**Try it**
Tell me how many lines of the entries below include the string "JSON", and give only the number.

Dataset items
· · · ·
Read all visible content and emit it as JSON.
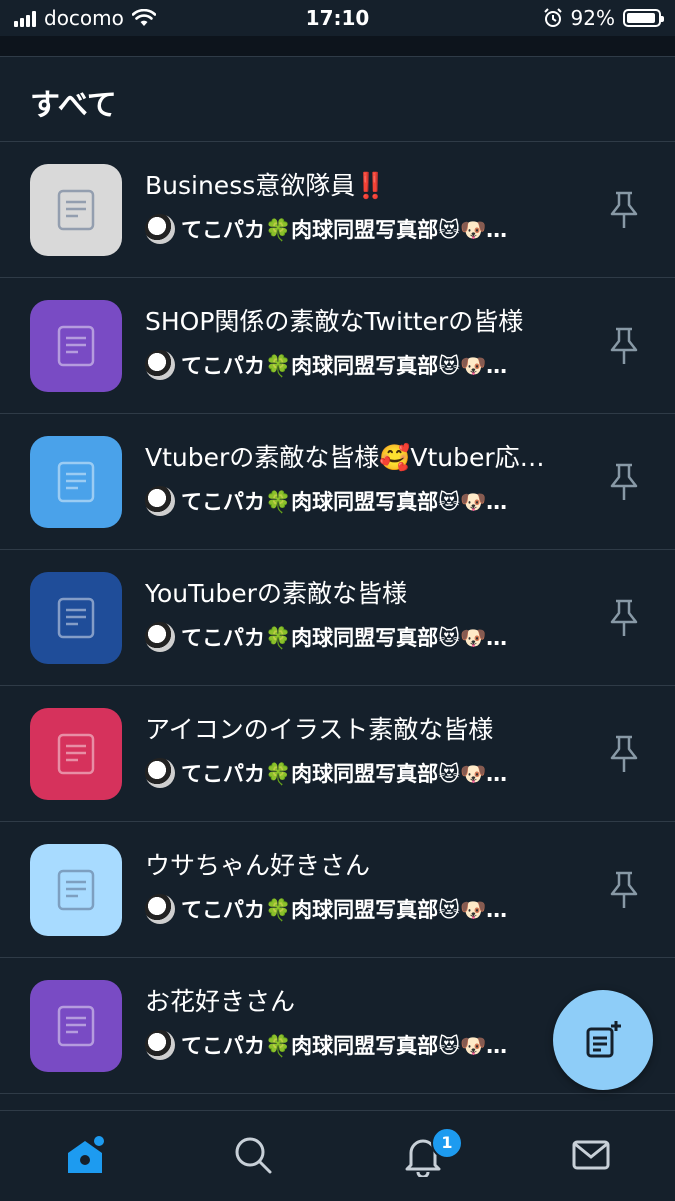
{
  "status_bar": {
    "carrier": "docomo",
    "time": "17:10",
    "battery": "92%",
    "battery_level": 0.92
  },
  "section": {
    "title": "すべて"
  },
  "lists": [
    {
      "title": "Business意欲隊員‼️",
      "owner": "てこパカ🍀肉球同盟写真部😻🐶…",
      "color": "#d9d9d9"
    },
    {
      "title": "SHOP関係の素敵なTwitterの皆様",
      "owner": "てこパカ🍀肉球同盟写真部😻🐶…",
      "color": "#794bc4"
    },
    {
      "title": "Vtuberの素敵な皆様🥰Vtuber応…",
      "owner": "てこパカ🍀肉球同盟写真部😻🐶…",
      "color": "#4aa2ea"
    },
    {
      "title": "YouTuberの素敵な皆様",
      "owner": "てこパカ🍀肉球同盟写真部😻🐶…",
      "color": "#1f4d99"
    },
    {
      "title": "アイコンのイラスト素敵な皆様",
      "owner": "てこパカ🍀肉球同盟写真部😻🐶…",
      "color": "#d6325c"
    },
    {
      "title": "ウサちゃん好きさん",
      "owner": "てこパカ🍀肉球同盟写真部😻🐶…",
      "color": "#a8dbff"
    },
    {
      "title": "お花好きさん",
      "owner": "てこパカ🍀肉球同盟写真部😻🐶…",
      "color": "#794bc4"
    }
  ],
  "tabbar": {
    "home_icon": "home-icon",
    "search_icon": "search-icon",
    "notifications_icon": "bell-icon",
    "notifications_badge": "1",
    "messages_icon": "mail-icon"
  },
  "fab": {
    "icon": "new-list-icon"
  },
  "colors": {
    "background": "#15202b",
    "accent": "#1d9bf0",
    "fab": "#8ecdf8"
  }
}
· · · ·
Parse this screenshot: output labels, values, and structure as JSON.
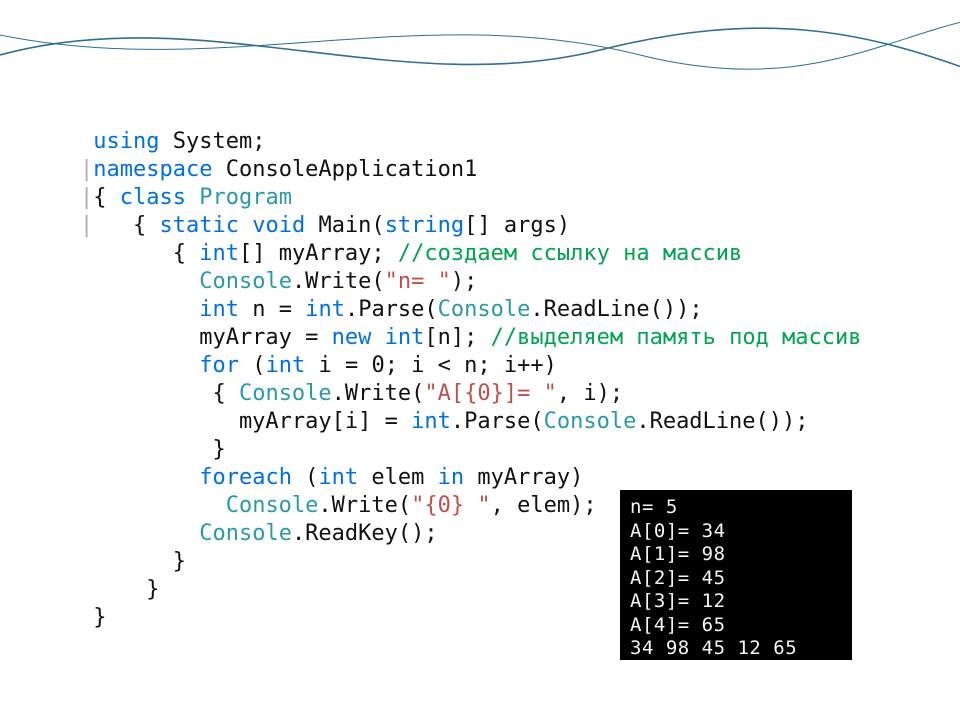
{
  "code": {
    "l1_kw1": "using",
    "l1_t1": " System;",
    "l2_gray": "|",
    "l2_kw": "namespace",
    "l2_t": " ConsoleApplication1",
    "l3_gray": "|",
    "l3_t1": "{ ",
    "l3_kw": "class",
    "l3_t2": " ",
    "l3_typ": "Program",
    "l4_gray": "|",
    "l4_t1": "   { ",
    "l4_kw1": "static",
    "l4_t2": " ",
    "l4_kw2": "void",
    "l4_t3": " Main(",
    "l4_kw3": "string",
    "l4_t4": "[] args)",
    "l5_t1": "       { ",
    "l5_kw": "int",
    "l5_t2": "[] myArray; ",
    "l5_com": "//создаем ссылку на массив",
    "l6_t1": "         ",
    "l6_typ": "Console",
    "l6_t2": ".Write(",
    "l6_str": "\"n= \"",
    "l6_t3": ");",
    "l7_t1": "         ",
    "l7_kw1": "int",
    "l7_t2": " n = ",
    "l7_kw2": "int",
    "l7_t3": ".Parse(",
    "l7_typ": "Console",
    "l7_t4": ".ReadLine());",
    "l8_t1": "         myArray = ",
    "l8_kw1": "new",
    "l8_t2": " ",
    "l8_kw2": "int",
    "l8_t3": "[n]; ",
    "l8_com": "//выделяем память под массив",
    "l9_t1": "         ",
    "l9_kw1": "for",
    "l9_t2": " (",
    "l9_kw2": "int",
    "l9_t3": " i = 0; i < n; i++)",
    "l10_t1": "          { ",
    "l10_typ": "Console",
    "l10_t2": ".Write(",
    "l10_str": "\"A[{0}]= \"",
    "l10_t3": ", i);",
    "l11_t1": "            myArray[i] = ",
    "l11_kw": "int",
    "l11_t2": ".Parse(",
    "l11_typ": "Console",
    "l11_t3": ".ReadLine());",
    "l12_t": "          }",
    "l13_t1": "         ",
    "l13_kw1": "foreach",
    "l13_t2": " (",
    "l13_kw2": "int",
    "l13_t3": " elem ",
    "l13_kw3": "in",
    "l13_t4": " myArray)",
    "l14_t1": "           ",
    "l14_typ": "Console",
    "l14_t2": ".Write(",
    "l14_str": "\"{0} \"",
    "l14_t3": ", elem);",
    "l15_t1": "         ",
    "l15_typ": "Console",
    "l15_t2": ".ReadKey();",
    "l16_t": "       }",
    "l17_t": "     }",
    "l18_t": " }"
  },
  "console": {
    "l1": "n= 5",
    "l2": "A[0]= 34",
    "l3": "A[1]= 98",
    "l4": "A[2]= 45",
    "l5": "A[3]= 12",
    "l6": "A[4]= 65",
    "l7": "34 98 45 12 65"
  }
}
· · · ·
**Solution**
2